It is hard to imagine that 35000 years ago, in caves stretching from Europe to Asia, Paleolithic man was busy painting pictures. The images were mostly of animals and hand prints and were generally created using fingers, sticks and leaves with some outlines scratched into the rock surface with stones. For thousands of years, subsequent generations worked hard adding to these cave paintings and today, the reasons that they were made remains a mystery with endless speculative explanations.
Imagine too that, one day, along comes a “techy geek” with a new invention: a twig with a bit of fur or bristles stuck in the end. A very early brush! At that time, some of our ancestors may well have rejected this new fangled gadget as a bit of modern day tom foolery that simply wouldn’t work and certainly wouldn’t last. Thousands of years later, the brush is still used by artists all over the world. There are now computer programmes and apps to assist in drawing images but, ironically, they still require the artist to use fingers and thumbs in much the same way that cave paintings were created. Yet another case of “what goes around, comes around!”
In the home, you can find brushes for all sorts of uses, all carefully crafted for specific jobs. Amongst the most common are tooth and hair brushes, toilet brushes, washing up brushes and sweeping brushes but there are also far more specialist ones. The camera lens brush, the espresso machine nozzle brush, the Venetian blind brush, the Velcro cleaning brush or the book brush. Add in the cat, dog and horse brush, the make-up brush, mascara brush, eyebrow brush and shaving brush and you begin to see just how many brushes you can find in the house. In fact most homes have well over thirty different brushes.

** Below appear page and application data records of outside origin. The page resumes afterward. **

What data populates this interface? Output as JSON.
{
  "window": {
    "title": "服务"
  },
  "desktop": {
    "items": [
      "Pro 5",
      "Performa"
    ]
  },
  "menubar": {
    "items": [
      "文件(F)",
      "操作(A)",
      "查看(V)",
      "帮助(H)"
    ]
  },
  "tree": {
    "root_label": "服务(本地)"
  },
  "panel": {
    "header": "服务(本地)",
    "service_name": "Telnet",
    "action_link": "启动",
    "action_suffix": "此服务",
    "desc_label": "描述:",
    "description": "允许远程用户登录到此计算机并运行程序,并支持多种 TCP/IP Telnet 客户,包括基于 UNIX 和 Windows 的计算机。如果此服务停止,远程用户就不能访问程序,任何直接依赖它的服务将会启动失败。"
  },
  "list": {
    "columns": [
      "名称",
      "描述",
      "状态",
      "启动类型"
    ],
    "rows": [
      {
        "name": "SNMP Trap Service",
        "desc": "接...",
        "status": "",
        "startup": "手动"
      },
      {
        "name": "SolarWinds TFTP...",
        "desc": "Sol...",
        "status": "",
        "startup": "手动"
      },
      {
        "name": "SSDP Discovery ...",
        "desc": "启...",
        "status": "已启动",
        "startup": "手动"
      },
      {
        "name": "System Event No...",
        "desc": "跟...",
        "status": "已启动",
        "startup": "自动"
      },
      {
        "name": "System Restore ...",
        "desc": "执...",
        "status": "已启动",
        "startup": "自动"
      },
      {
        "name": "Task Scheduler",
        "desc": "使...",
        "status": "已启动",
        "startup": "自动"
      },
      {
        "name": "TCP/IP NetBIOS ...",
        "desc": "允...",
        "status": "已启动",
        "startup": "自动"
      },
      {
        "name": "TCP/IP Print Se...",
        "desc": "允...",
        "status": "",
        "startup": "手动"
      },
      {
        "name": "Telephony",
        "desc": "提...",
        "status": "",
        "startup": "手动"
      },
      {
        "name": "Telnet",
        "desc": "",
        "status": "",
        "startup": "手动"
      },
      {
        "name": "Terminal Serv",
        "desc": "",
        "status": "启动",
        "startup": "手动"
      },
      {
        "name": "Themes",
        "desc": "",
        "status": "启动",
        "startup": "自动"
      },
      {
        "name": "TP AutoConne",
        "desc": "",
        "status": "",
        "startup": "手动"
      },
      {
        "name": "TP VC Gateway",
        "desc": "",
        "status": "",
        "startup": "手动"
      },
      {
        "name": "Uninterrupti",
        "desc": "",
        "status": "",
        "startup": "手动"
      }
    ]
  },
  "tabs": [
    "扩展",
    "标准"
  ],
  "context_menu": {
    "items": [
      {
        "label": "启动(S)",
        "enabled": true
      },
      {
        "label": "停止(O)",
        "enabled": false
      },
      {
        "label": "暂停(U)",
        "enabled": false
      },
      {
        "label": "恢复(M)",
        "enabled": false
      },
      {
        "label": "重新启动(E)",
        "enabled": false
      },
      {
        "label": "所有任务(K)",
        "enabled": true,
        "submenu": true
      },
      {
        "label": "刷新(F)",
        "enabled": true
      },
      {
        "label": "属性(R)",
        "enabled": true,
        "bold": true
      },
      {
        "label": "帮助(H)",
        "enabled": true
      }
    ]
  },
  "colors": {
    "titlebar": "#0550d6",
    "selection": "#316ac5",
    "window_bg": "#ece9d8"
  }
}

To make this point more sharply, challenge anyone to list their brushes and then surprise and impress them by adding all the brushes that have been forgotten. They’re likely to have omitted brushes for shoes, pastry, cobwebs, cleaning vegetables and wire ones for barbecues to name just a few. They’ll almost certainly have overlooked the radiator brush, the plug hole brush and the tiny little brush for cleaning an electric razor and will definitely have passed over the brush that is used to clean other brushes. Only those keen on the sport of curling will mention the special brush used to help the stone move faster and straighter and point out that it is fitted with a stop watch half way down the shaft. If the witch’s broom (or besom) is not included, it may be safer not to mention it…just in case!
Brushes are amongst the most universal household tools and have been for over a thousand years but perhaps because they are so common, they are rarely thought about and so have become virtually invisible. Only when you start to consider them does it become clear just how useful and important they are in everyday life.
Nylon and plastic brushes are today mass produced but many of the more old fashioned wooden handled and bristle brushes are still made by hand and have been made in the same way for generations. This makes them special and means that highly specialised brushes can be produced in small quantities.
Apart from finding out just how many brushes your friends and family own, please let us know of any unusual, special function brushes that you have at home. You may even surprise yourself with just how many you have.